* Problem description *
Give a faithful, exact copy of all entries, minus the images.

* Listed entries *
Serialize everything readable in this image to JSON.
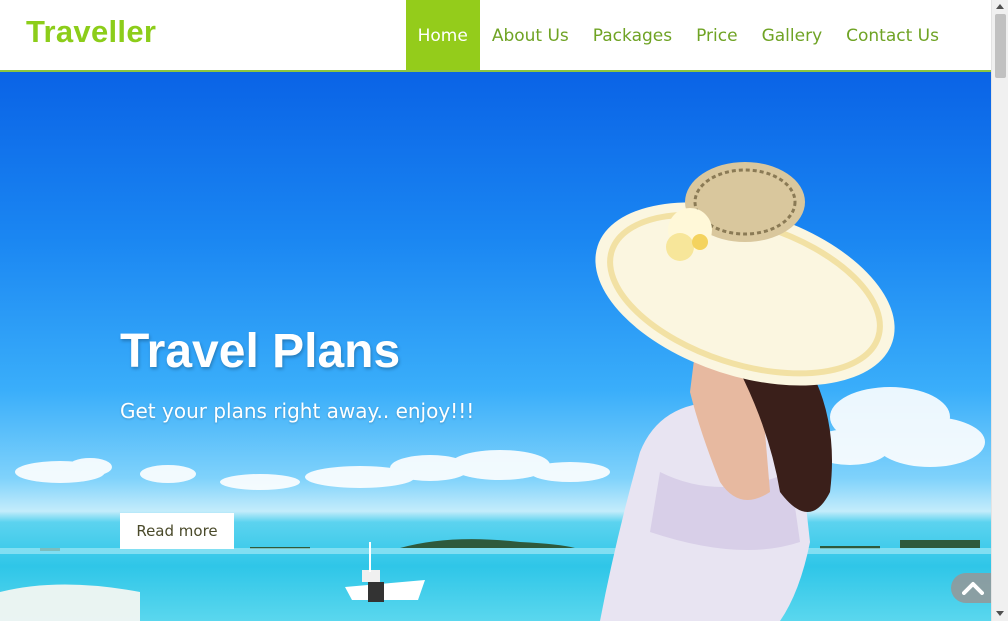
{
  "header": {
    "logo": "Traveller",
    "nav": [
      {
        "label": "Home",
        "active": true
      },
      {
        "label": "About Us",
        "active": false
      },
      {
        "label": "Packages",
        "active": false
      },
      {
        "label": "Price",
        "active": false
      },
      {
        "label": "Gallery",
        "active": false
      },
      {
        "label": "Contact Us",
        "active": false
      }
    ]
  },
  "hero": {
    "title": "Travel Plans",
    "subtitle": "Get your plans right away.. enjoy!!!",
    "button": "Read more"
  },
  "colors": {
    "brand": "#8ccd1a",
    "nav_active_bg": "#94cc1b",
    "nav_text": "#6fa324"
  },
  "icons": {
    "scroll_top": "chevron-up-icon"
  }
}
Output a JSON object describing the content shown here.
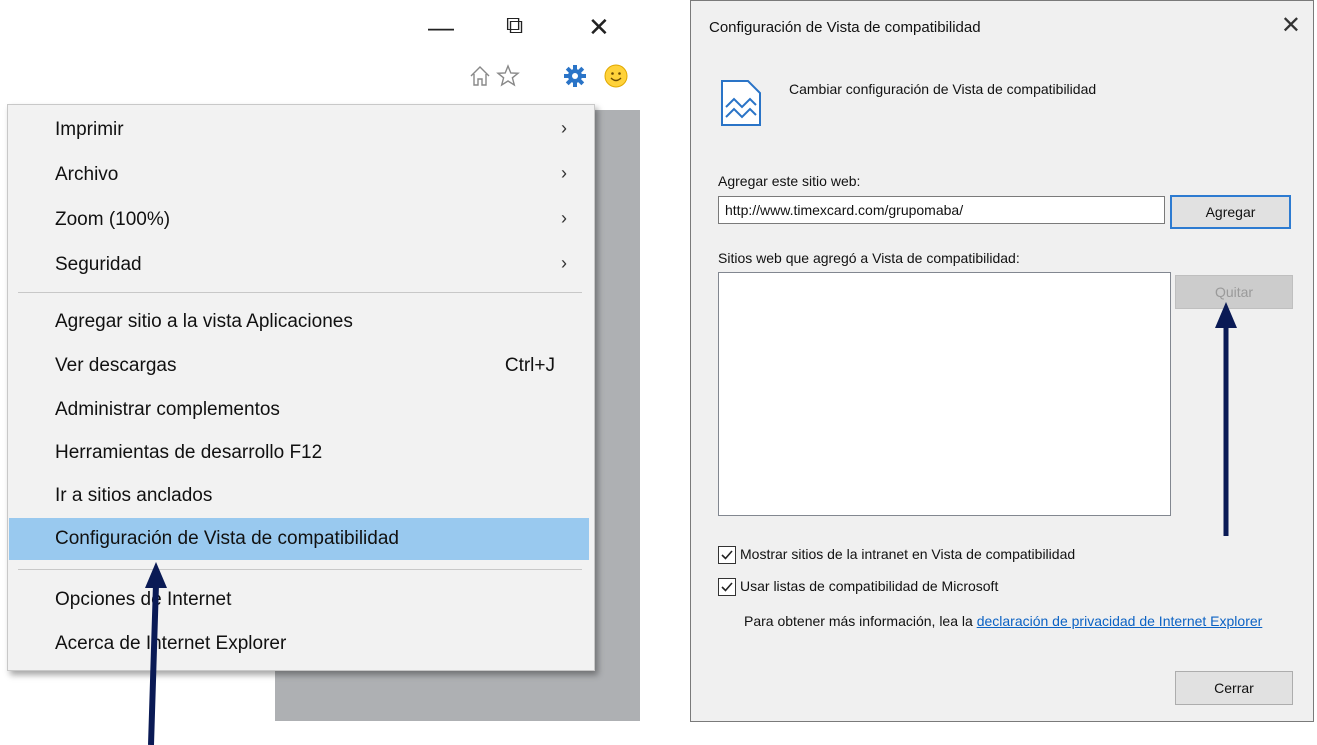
{
  "window_controls": {
    "minimize_glyph": "—",
    "restore_glyph": "⧉",
    "close_glyph": "✕"
  },
  "toolbar_icons": [
    "home-icon",
    "favorites-star-icon",
    "tools-gear-icon",
    "feedback-smiley-icon"
  ],
  "tools_menu": {
    "items": [
      {
        "label": "Imprimir",
        "submenu": "›"
      },
      {
        "label": "Archivo",
        "submenu": "›"
      },
      {
        "label": "Zoom (100%)",
        "submenu": "›"
      },
      {
        "label": "Seguridad",
        "submenu": "›"
      },
      {
        "label": "Agregar sitio a la vista Aplicaciones"
      },
      {
        "label": "Ver descargas",
        "shortcut": "Ctrl+J"
      },
      {
        "label": "Administrar complementos"
      },
      {
        "label": "Herramientas de desarrollo F12"
      },
      {
        "label": "Ir a sitios anclados"
      },
      {
        "label": "Configuración de Vista de compatibilidad",
        "highlighted": true
      },
      {
        "label": "Opciones de Internet"
      },
      {
        "label": "Acerca de Internet Explorer"
      }
    ]
  },
  "dialog": {
    "title": "Configuración de Vista de compatibilidad",
    "close_glyph": "✕",
    "header": "Cambiar configuración de Vista de compatibilidad",
    "add_label": "Agregar este sitio web:",
    "url_value": "http://www.timexcard.com/grupomaba/",
    "add_button": "Agregar",
    "list_label": "Sitios web que agregó a Vista de compatibilidad:",
    "remove_button": "Quitar",
    "checkbox_intranet": {
      "label": "Mostrar sitios de la intranet en Vista de compatibilidad",
      "checked": true
    },
    "checkbox_ms_lists": {
      "label": "Usar listas de compatibilidad de Microsoft",
      "checked": true
    },
    "info_prefix": "Para obtener más información, lea la ",
    "info_link": "declaración de privacidad de Internet Explorer",
    "close_button": "Cerrar"
  },
  "colors": {
    "menu_highlight": "#99c9ef",
    "arrow": "#0a1a55",
    "link": "#0b62c4",
    "focus_border": "#2d7bd1"
  }
}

* Written solution *
Serialize everything readable in this image to JSON.
{
  "header": {
    "logo": "Traveller",
    "nav": [
      {
        "label": "Home",
        "active": true
      },
      {
        "label": "About Us",
        "active": false
      },
      {
        "label": "Packages",
        "active": false
      },
      {
        "label": "Price",
        "active": false
      },
      {
        "label": "Gallery",
        "active": false
      },
      {
        "label": "Contact Us",
        "active": false
      }
    ]
  },
  "hero": {
    "title": "Travel Plans",
    "subtitle": "Get your plans right away.. enjoy!!!",
    "button": "Read more"
  },
  "colors": {
    "brand": "#8ccd1a",
    "nav_active_bg": "#94cc1b",
    "nav_text": "#6fa324"
  },
  "icons": {
    "scroll_top": "chevron-up-icon"
  }
}
Output a JSON object describing the content shown here.
{
  "window_controls": {
    "minimize_glyph": "—",
    "restore_glyph": "⧉",
    "close_glyph": "✕"
  },
  "toolbar_icons": [
    "home-icon",
    "favorites-star-icon",
    "tools-gear-icon",
    "feedback-smiley-icon"
  ],
  "tools_menu": {
    "items": [
      {
        "label": "Imprimir",
        "submenu": "›"
      },
      {
        "label": "Archivo",
        "submenu": "›"
      },
      {
        "label": "Zoom (100%)",
        "submenu": "›"
      },
      {
        "label": "Seguridad",
        "submenu": "›"
      },
      {
        "label": "Agregar sitio a la vista Aplicaciones"
      },
      {
        "label": "Ver descargas",
        "shortcut": "Ctrl+J"
      },
      {
        "label": "Administrar complementos"
      },
      {
        "label": "Herramientas de desarrollo F12"
      },
      {
        "label": "Ir a sitios anclados"
      },
      {
        "label": "Configuración de Vista de compatibilidad",
        "highlighted": true
      },
      {
        "label": "Opciones de Internet"
      },
      {
        "label": "Acerca de Internet Explorer"
      }
    ]
  },
  "dialog": {
    "title": "Configuración de Vista de compatibilidad",
    "close_glyph": "✕",
    "header": "Cambiar configuración de Vista de compatibilidad",
    "add_label": "Agregar este sitio web:",
    "url_value": "http://www.timexcard.com/grupomaba/",
    "add_button": "Agregar",
    "list_label": "Sitios web que agregó a Vista de compatibilidad:",
    "remove_button": "Quitar",
    "checkbox_intranet": {
      "label": "Mostrar sitios de la intranet en Vista de compatibilidad",
      "checked": true
    },
    "checkbox_ms_lists": {
      "label": "Usar listas de compatibilidad de Microsoft",
      "checked": true
    },
    "info_prefix": "Para obtener más información, lea la ",
    "info_link": "declaración de privacidad de Internet Explorer",
    "close_button": "Cerrar"
  },
  "colors": {
    "menu_highlight": "#99c9ef",
    "arrow": "#0a1a55",
    "link": "#0b62c4",
    "focus_border": "#2d7bd1"
  }
}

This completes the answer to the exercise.